▸ **To do**
Using the data that follows, say how many lines contain the word "artist", giving the number by itself.

▸ **Records provided**

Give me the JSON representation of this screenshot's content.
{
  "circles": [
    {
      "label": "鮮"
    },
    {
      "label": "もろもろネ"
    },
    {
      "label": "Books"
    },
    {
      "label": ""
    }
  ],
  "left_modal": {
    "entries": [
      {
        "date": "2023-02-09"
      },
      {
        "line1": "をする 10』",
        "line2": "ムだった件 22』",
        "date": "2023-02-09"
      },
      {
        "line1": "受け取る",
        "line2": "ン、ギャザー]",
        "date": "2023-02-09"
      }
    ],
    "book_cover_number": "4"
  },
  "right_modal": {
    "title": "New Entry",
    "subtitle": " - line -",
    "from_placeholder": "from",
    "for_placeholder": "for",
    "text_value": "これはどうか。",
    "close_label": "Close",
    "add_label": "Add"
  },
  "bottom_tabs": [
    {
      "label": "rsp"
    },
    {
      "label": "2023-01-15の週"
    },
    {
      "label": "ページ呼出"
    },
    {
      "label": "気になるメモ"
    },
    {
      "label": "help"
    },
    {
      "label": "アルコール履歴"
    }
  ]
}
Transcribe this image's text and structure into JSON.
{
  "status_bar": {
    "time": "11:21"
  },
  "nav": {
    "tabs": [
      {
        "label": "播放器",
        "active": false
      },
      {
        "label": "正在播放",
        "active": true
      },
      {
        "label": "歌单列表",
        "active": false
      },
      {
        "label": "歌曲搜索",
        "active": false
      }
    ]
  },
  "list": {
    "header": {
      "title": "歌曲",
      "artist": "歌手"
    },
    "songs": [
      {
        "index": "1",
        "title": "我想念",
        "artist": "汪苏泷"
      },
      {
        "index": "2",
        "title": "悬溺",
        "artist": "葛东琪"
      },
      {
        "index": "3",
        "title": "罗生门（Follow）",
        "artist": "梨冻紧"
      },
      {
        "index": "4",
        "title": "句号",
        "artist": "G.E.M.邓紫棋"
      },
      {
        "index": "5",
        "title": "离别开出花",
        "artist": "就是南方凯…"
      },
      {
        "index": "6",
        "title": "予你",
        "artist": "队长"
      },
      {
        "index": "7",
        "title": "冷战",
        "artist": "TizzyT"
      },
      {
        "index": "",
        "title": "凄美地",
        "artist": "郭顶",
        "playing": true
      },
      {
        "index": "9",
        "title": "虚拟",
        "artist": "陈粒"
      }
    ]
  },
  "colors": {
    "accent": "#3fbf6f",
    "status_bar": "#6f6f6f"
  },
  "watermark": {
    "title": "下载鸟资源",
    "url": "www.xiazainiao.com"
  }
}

▸ **Completed task**
10